So that's what I did. I found an empty meadow at the bend in the road with the gates wide open, and an obvious trampled path across to where I was expecting the track. I locked and left Trusty, and teetered through the wild flowers and stuff. Having to cycle on a warm day, I was in shorts. The meadow was a nice one, which turned into a plantation of sorts after a while, where I found wild strawberries. A little later, the woods began, and I began to be haunted by what I thought were mosquitoes - after getting a bit hectic about their sheer number for half an hour, I realized that most of them were just obnoxiously loud flies. There was the odd horsefly among them, which you could recognize by the deeper buzz.
When I reached the coordinates in the middle of a dense pine forest with lots of flies around, geohashdroid adamantly refused to give me a good coordinates reached picture, and instead reported the hash to be some 300m away. I cursed the software for a while, until I realized that it was right and I was wrong. I had mistyped one half of the coordinate pair earlier, and entered my current latitude as destination.

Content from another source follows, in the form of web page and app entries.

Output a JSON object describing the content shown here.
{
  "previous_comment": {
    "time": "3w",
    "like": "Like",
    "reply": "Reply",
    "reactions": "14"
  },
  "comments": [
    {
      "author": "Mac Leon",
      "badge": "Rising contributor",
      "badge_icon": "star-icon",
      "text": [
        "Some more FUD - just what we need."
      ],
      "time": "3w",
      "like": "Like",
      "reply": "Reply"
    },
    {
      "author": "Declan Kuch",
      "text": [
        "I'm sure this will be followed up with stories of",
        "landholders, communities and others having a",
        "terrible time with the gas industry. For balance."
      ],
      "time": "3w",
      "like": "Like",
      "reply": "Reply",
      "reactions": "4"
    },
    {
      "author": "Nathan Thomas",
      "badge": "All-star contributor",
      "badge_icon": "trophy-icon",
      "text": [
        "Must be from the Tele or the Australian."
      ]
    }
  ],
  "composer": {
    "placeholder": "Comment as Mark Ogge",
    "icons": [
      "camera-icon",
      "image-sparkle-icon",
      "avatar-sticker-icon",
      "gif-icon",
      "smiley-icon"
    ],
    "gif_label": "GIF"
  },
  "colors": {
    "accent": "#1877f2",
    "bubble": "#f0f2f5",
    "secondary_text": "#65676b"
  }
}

Now, surprisingly the correct hash popped up on the other side of the track. I did not expect that. I followed it a bit further, to where it got muddy, just to see if the path would turn. It did fork instead, and one of the two options headed right towards the hash. Only to end in a field. I crossed the field along its edge, and ended up right in front of a dense row of nettles.
Now, if there is one thing you learn from geohashing, then that obstacles are overcome iteratively. If you have crossed obstacles or distances of various difficulties summing up to X, then encountering any obstacle of a difficulty x<X will make you say: "I didn't do all that X just to get thwarted by this x here." I call it the Principle of Escalating Madness, since it easily allows every new obstacle to be way larger than the ones you have encountered so far, if only you have overcome enough small obstacles.
And you've never heard of anyone being nettled-to-death-in-his-shorts, have you?
Hence, I started trampling some nettles to clear a safe passage to the forest on the other side of the field. I felt my legs burning a bit, but nothing serious happened, and the feeling subsided before I could think too much about it. Crossing the forest was a bit easier, and had me ending up in some tractor tracks. Now, you can easily imagine a tractor plowing through a field, or a forest machine cutting away some trees. This one must have come up a 35% slope, cutting away the trees in its path, leaving only stumps and splintered pieces of chopped wood. I had trouble following the tracks down the hill, with the GPS in one hand. I eventually stowed it away, so that I could try to find some non-splintery hold for my hands.
At the bottom of the hill there was the track that I apparently wanted to take in the first place. I emptied the wooden splinters out of my shoes, and followed it for a few dozen meters, to the point where the hash was again 30m up the hill. There were some tracks here, too, but most of what I had as a forest in my map was another (if hillier) wild meadow. With more strawberries.
I spent some time scrambling along that slope, eating berries and trying to convince my GPS to display something useful. After reaching the coordinates, I was able to follow "my" track back, which ended in exactly that derelict meadow I had started my expedition in - except in the less trampled but much closer corner I didn't take a close look at.